Visual sensitivity is a discomfort with what is seen. The most common visual sensitivity is to light. Asperger’s Disorder children can be overreactive to bright, fluorescent, neon, and flashing lights. Avoidance of bothersome lights can be difficult. You can control the lighting in your house by removing all fluorescent lights and purchasing three-way bulbs to accommodate varying preferences of family members. Allowing your child to pick out sunglasses to wear in the car can help decrease sensitivity to the bright sun. Tinted shades on the rear windows can keep the bright sunlight minimized as well.
Olfactory is the sensation of smell. Some Asperger’s Disorder children and teens can be very sensitive to smells in the environment. When they are aware of aromas they do not like, they can be rather insensitive to feelings of others and made impulsive comments such as, “Your house stinks!” Other aromas may not be obvious to your child that they are irritating to him. He may complain of headaches or show mood changes.

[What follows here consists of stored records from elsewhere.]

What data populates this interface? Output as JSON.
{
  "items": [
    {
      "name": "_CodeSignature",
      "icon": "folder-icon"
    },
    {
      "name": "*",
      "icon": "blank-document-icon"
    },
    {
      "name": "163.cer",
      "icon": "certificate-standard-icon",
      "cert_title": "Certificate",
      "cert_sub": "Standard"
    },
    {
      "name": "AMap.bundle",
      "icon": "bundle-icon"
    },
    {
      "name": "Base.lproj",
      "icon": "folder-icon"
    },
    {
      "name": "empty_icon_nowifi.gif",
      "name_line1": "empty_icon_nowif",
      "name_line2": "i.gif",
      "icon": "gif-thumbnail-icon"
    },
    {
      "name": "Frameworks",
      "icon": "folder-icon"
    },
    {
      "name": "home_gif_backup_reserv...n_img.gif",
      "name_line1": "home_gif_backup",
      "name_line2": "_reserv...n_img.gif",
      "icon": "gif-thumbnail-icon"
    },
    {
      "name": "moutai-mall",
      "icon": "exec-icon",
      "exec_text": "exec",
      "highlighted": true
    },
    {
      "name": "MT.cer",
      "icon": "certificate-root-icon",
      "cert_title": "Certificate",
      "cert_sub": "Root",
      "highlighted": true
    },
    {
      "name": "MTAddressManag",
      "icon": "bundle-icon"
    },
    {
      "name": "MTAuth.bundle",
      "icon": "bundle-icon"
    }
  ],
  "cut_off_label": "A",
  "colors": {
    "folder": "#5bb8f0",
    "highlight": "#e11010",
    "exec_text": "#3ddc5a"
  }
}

As with the other types of sensory sensitivities, it helps to keep a watchful eye on mood and behavior changes and see if there are any links to aromas. If your child complains about certain smells or you observe patterns related to smell, it can be helpful to try to eliminate them when possible.